Drawing on the resources of the Library of Congress's Printed Ephemera Collection, this lesson helps students experience the news as the colonists heard it: by means of broadsides, notices written on disposable, single sheets of paper that addressed virtually every aspect of the American Revolution.
In this lesson, student groups create a short, simple play based on their study of broadsides written just before the American Revolution. By analyzing the attitudes and political positions are revealed in the broadsides, students learn about the sequence of events that led to the Revolution
Help your students see the development of the Declaration as both an historical process and a writing process through the use of role play and creative writing.
Quilts can be works of art as well as stories through pictures.

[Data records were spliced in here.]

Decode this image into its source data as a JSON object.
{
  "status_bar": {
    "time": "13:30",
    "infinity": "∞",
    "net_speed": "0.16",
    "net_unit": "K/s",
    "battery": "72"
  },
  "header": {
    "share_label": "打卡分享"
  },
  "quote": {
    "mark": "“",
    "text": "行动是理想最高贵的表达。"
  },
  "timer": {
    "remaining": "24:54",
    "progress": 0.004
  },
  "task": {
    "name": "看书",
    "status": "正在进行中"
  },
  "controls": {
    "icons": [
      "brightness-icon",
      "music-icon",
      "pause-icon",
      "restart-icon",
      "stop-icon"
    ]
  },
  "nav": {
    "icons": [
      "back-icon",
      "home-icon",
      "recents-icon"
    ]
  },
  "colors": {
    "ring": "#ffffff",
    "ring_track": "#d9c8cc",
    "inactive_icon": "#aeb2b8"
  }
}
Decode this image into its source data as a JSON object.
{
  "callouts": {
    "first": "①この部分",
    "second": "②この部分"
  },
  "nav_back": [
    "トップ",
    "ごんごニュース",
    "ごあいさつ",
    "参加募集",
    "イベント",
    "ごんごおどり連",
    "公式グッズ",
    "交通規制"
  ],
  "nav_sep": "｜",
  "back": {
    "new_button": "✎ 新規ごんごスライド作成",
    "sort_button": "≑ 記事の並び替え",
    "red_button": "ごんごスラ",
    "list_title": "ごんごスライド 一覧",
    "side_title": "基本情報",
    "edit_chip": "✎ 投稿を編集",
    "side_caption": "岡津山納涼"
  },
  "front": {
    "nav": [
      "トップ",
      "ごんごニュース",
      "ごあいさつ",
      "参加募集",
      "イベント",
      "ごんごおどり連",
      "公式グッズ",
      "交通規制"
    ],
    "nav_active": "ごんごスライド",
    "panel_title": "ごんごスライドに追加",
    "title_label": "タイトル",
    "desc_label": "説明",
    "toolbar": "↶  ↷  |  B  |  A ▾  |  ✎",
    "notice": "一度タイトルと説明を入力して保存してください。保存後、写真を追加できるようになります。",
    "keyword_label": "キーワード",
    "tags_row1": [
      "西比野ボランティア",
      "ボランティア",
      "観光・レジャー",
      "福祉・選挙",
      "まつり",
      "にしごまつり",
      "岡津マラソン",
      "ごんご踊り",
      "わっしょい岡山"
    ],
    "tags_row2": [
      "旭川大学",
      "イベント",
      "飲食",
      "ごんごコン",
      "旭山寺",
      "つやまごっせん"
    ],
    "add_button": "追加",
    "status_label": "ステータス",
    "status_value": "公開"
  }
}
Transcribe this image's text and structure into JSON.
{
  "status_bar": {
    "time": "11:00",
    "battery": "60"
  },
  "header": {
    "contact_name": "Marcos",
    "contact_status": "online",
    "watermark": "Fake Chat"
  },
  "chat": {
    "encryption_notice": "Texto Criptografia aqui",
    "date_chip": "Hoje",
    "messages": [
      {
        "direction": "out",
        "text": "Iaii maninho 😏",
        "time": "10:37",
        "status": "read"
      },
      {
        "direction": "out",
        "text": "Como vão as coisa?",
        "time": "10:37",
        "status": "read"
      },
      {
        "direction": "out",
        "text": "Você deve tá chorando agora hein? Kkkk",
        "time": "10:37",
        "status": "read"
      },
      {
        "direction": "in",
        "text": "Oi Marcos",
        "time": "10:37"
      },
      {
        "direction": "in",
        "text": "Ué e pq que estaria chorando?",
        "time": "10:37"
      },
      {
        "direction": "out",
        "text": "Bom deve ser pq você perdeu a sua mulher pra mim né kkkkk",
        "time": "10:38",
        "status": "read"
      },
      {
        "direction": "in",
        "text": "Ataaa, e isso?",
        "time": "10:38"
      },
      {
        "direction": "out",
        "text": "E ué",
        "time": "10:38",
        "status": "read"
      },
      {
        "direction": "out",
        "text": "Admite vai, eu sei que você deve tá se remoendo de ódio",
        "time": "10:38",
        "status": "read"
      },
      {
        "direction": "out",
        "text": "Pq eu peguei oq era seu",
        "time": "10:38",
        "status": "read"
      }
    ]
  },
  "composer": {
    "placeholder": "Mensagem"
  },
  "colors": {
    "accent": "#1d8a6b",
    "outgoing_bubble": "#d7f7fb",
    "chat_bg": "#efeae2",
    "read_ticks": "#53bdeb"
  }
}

They also tell a story about their creators and about the historical and cultural context of their creation through the choices made in design, material, and content.
The historian and literary critic Paul Fussell has noted in The Great War and Modern Memory that, "Dawn has never recovered from what the Great War did to it." With dawn as a common symbol in poetry, it is no wonder that, like a new understanding of dawn itself, a comprehensive body of "World War I Poetry" emerged from the trenches as well.